Montanus’ Vow

Thomas Lodge (1558–1625)

FIRST shall the heavens want starry light,

The seas be robbèd of their waves;

The day want sun, the sun want bright,

The night want shade and dead men graves;

The April, flowers and leaf and tree,

Before I false my faith to thee.

First shall the tops of highest hills

By humble plains be overpry’d;

And poets scorn the Muses’ quills,

And fish forsake the water-glide;

And Iris lose her colour’d weed

Before I fail thee at thy need.

First direful Hate shall turn to Peace,

And Love relent in deep disdain;

And Death his fatal stroke shall cease,

And Envy pity every pain;

And Pleasure mourn, and Sorrow smile,

Before I talk of any guile.

First Time shall stay his stayless race,

And Winter bless his brows with corn;

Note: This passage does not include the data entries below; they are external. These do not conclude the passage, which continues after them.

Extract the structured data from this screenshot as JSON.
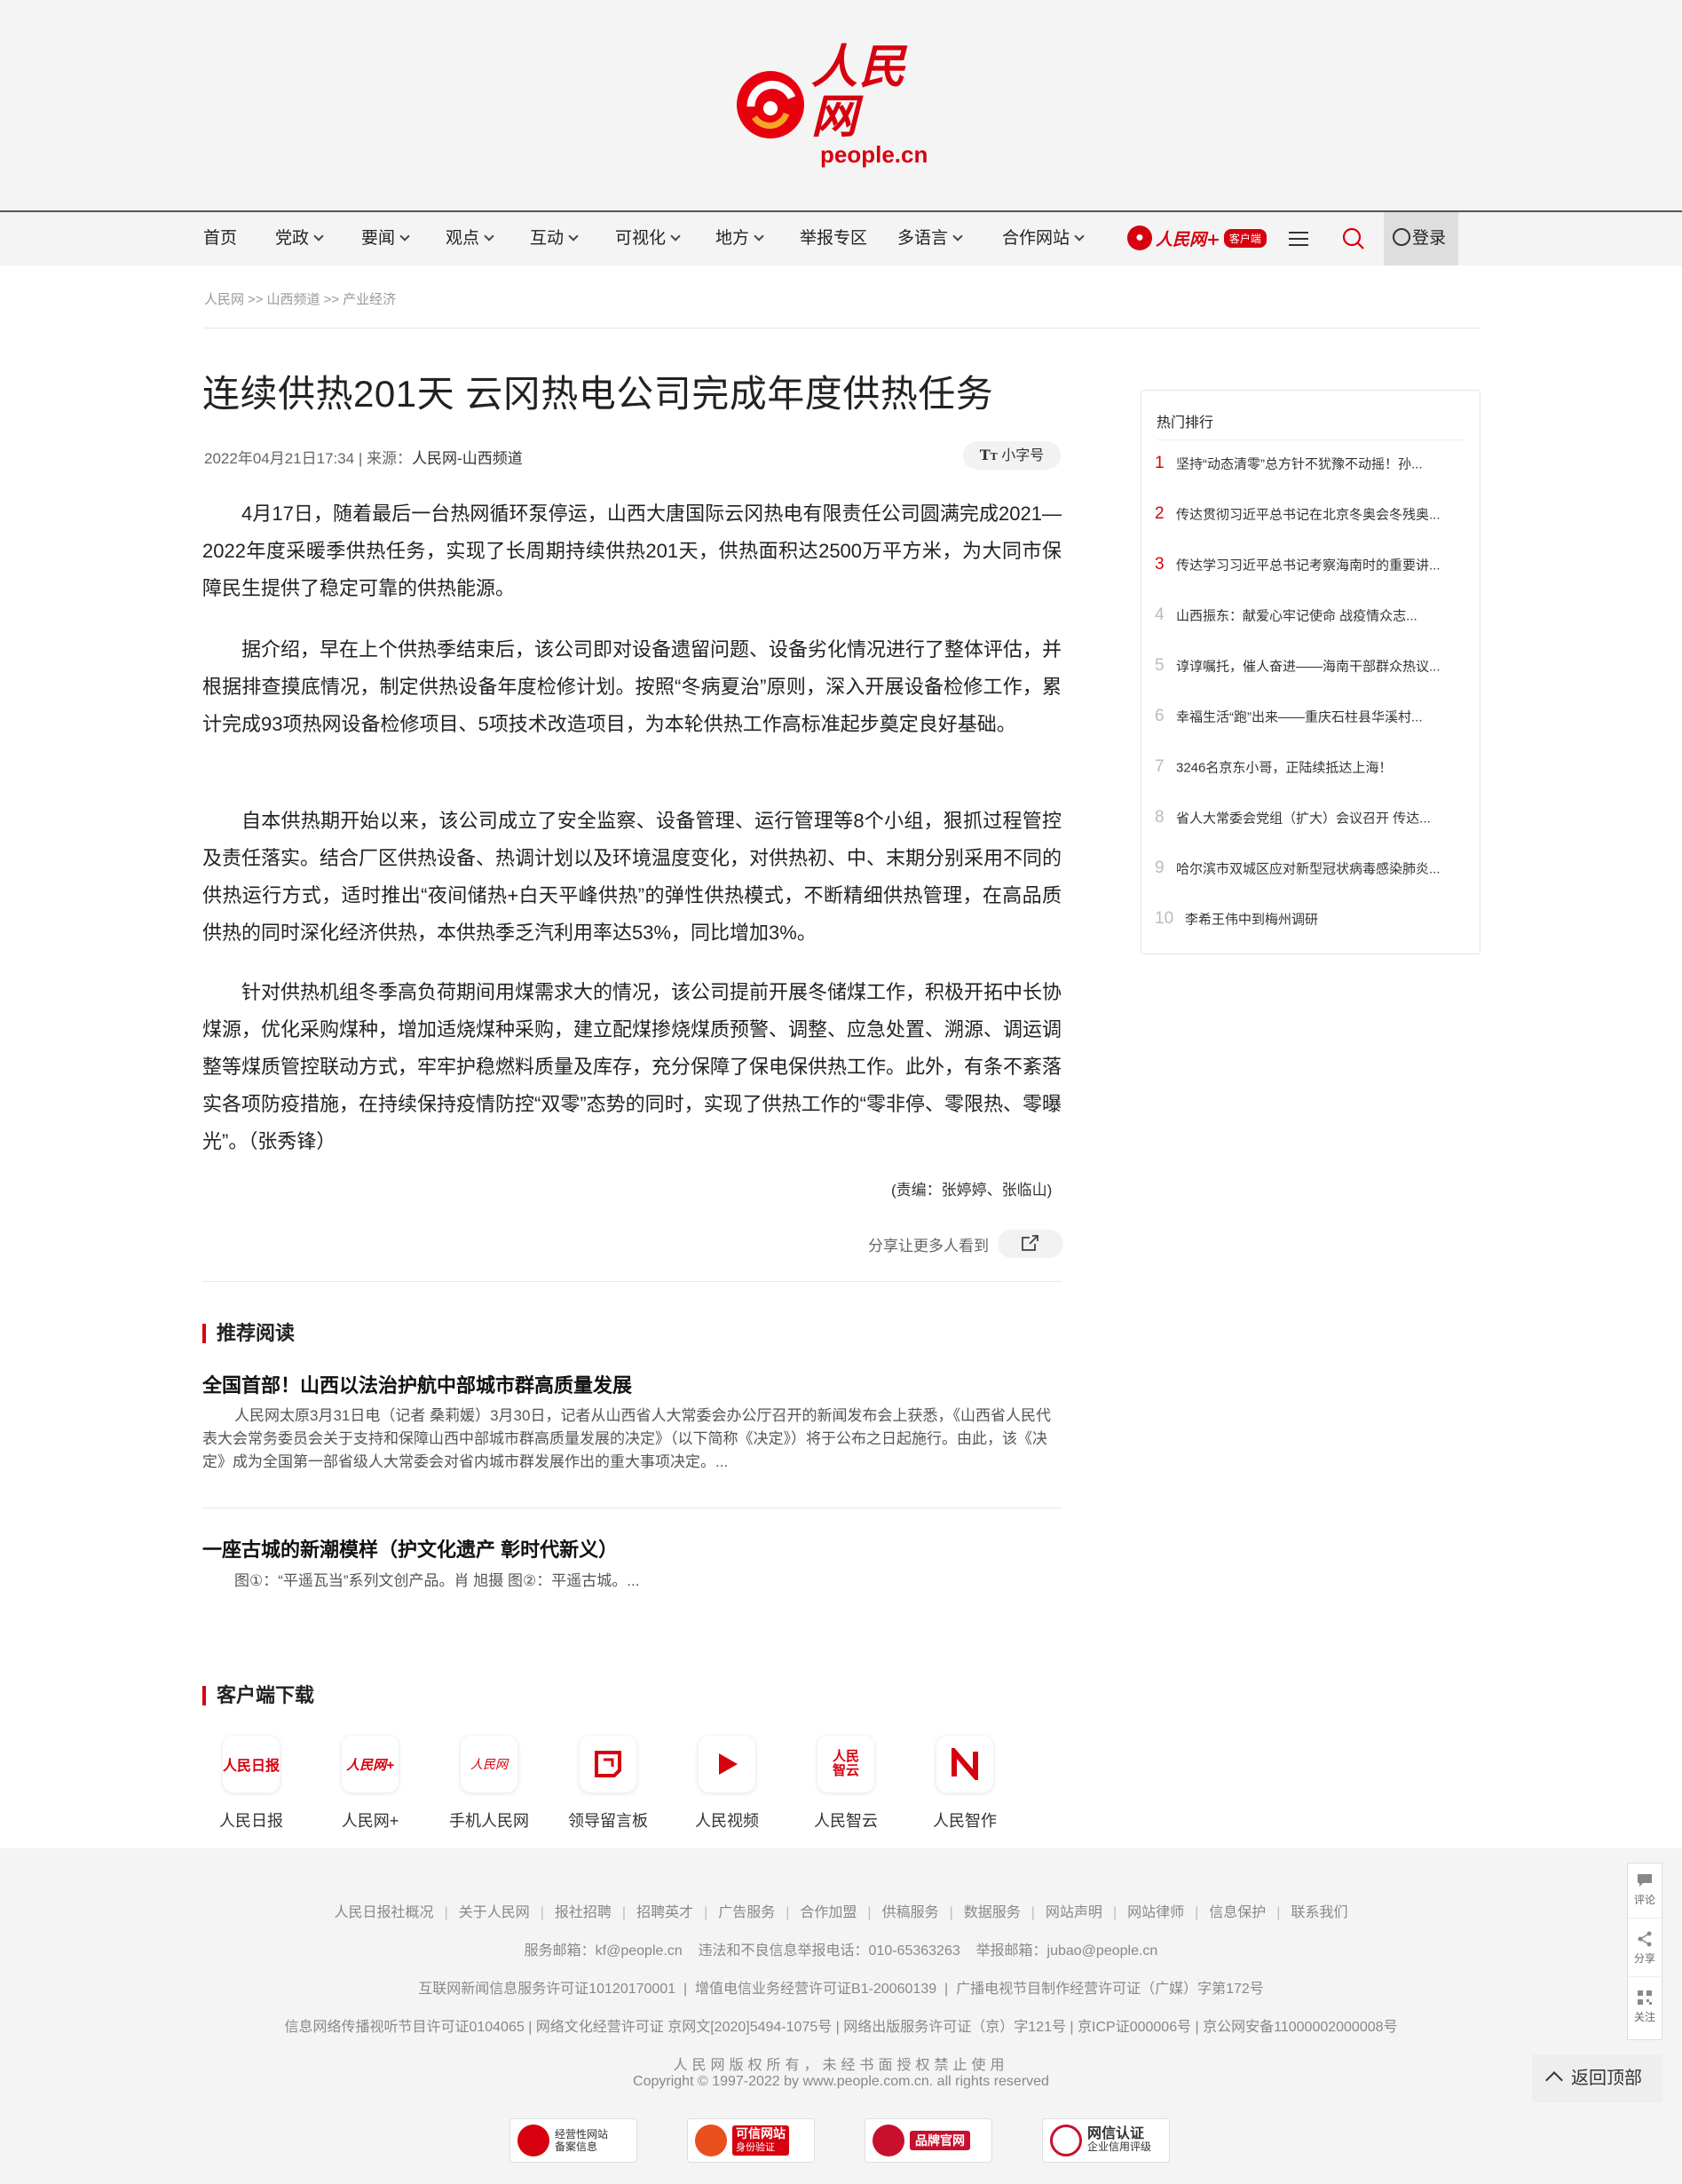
{
  "logo": {
    "cn": "人民网",
    "en": "people.cn"
  },
  "nav": {
    "items": [
      {
        "label": "首页",
        "dropdown": false
      },
      {
        "label": "党政",
        "dropdown": true
      },
      {
        "label": "要闻",
        "dropdown": true
      },
      {
        "label": "观点",
        "dropdown": true
      },
      {
        "label": "互动",
        "dropdown": true
      },
      {
        "label": "可视化",
        "dropdown": true
      },
      {
        "label": "地方",
        "dropdown": true
      },
      {
        "label": "举报专区",
        "dropdown": false
      },
      {
        "label": "多语言",
        "dropdown": true
      },
      {
        "label": "合作网站",
        "dropdown": true
      }
    ],
    "app_name": "人民网+",
    "app_badge": "客户端",
    "login": "登录"
  },
  "breadcrumb": [
    "人民网",
    "山西频道",
    "产业经济"
  ],
  "breadcrumb_sep": ">>",
  "article": {
    "title": "连续供热201天 云冈热电公司完成年度供热任务",
    "date": "2022年04月21日17:34",
    "source_label": "| 来源：",
    "source": "人民网-山西频道",
    "font_toggle": "小字号",
    "paragraphs": [
      "4月17日，随着最后一台热网循环泵停运，山西大唐国际云冈热电有限责任公司圆满完成2021—2022年度采暖季供热任务，实现了长周期持续供热201天，供热面积达2500万平方米，为大同市保障民生提供了稳定可靠的供热能源。",
      "据介绍，早在上个供热季结束后，该公司即对设备遗留问题、设备劣化情况进行了整体评估，并根据排查摸底情况，制定供热设备年度检修计划。按照“冬病夏治”原则，深入开展设备检修工作，累计完成93项热网设备检修项目、5项技术改造项目，为本轮供热工作高标准起步奠定良好基础。",
      "自本供热期开始以来，该公司成立了安全监察、设备管理、运行管理等8个小组，狠抓过程管控及责任落实。结合厂区供热设备、热调计划以及环境温度变化，对供热初、中、末期分别采用不同的供热运行方式，适时推出“夜间储热+白天平峰供热”的弹性供热模式，不断精细供热管理，在高品质供热的同时深化经济供热，本供热季乏汽利用率达53%，同比增加3%。",
      "针对供热机组冬季高负荷期间用煤需求大的情况，该公司提前开展冬储煤工作，积极开拓中长协煤源，优化采购煤种，增加适烧煤种采购，建立配煤掺烧煤质预警、调整、应急处置、溯源、调运调整等煤质管控联动方式，牢牢护稳燃料质量及库存，充分保障了保电保供热工作。此外，有条不紊落实各项防疫措施，在持续保持疫情防控“双零”态势的同时，实现了供热工作的“零非停、零限热、零曝光”。（张秀锋）"
    ],
    "editor": "(责编：张婷婷、张临山)",
    "share_text": "分享让更多人看到"
  },
  "recommend": {
    "heading": "推荐阅读",
    "items": [
      {
        "title": "全国首部！山西以法治护航中部城市群高质量发展",
        "summary": "人民网太原3月31日电（记者 桑莉媛）3月30日，记者从山西省人大常委会办公厅召开的新闻发布会上获悉，《山西省人民代表大会常务委员会关于支持和保障山西中部城市群高质量发展的决定》（以下简称《决定》）将于公布之日起施行。由此，该《决定》成为全国第一部省级人大常委会对省内城市群发展作出的重大事项决定。..."
      },
      {
        "title": "一座古城的新潮模样（护文化遗产 彰时代新义）",
        "summary": "图①：“平遥瓦当”系列文创产品。肖 旭摄 图②：平遥古城。..."
      }
    ]
  },
  "apps": {
    "heading": "客户端下载",
    "items": [
      {
        "label": "人民日报",
        "icon": "people-daily-icon"
      },
      {
        "label": "人民网+",
        "icon": "people-plus-icon"
      },
      {
        "label": "手机人民网",
        "icon": "mobile-people-icon"
      },
      {
        "label": "领导留言板",
        "icon": "leader-message-icon"
      },
      {
        "label": "人民视频",
        "icon": "people-video-icon"
      },
      {
        "label": "人民智云",
        "icon": "people-cloud-icon"
      },
      {
        "label": "人民智作",
        "icon": "people-create-icon"
      }
    ]
  },
  "sidebar": {
    "title": "热门排行",
    "items": [
      "坚持“动态清零”总方针不犹豫不动摇！孙...",
      "传达贯彻习近平总书记在北京冬奥会冬残奥...",
      "传达学习习近平总书记考察海南时的重要讲...",
      "山西振东：献爱心牢记使命  战疫情众志...",
      "谆谆嘱托，催人奋进——海南干部群众热议...",
      "幸福生活“跑”出来——重庆石柱县华溪村...",
      "3246名京东小哥，正陆续抵达上海！",
      "省人大常委会党组（扩大）会议召开 传达...",
      "哈尔滨市双城区应对新型冠状病毒感染肺炎...",
      "李希王伟中到梅州调研"
    ]
  },
  "footer": {
    "links": [
      "人民日报社概况",
      "关于人民网",
      "报社招聘",
      "招聘英才",
      "广告服务",
      "合作加盟",
      "供稿服务",
      "数据服务",
      "网站声明",
      "网站律师",
      "信息保护",
      "联系我们"
    ],
    "contact": "服务邮箱：kf@people.cn    违法和不良信息举报电话：010-65363263    举报邮箱：jubao@people.cn",
    "license1": "互联网新闻信息服务许可证10120170001  |  增值电信业务经营许可证B1-20060139  |  广播电视节目制作经营许可证（广媒）字第172号",
    "license2": "信息网络传播视听节目许可证0104065 | 网络文化经营许可证 京网文[2020]5494-1075号 | 网络出版服务许可证（京）字121号 | 京ICP证000006号 | 京公网安备11000002000008号",
    "copyright1": "人民网版权所有，未经书面授权禁止使用",
    "copyright2": "Copyright © 1997-2022 by www.people.com.cn. all rights reserved",
    "badges": [
      {
        "line1": "经营性网站",
        "line2": "备案信息",
        "color": "#d7000f"
      },
      {
        "line1": "可信网站",
        "line2": "身份验证",
        "color": "#e8501e"
      },
      {
        "line1": "品牌官网",
        "line2": "",
        "color": "#c8102e"
      },
      {
        "line1": "网信认证",
        "line2": "企业信用评级",
        "color": "#c8102e"
      }
    ]
  },
  "float_tools": {
    "comment": "评论",
    "share": "分享",
    "follow": "关注",
    "back_top": "返回顶部"
  }
}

And snow bemoisten July’s face,

And Winter spring and summer mourn,

Before my pen by help of Fame

Cease to recite thy sacred name.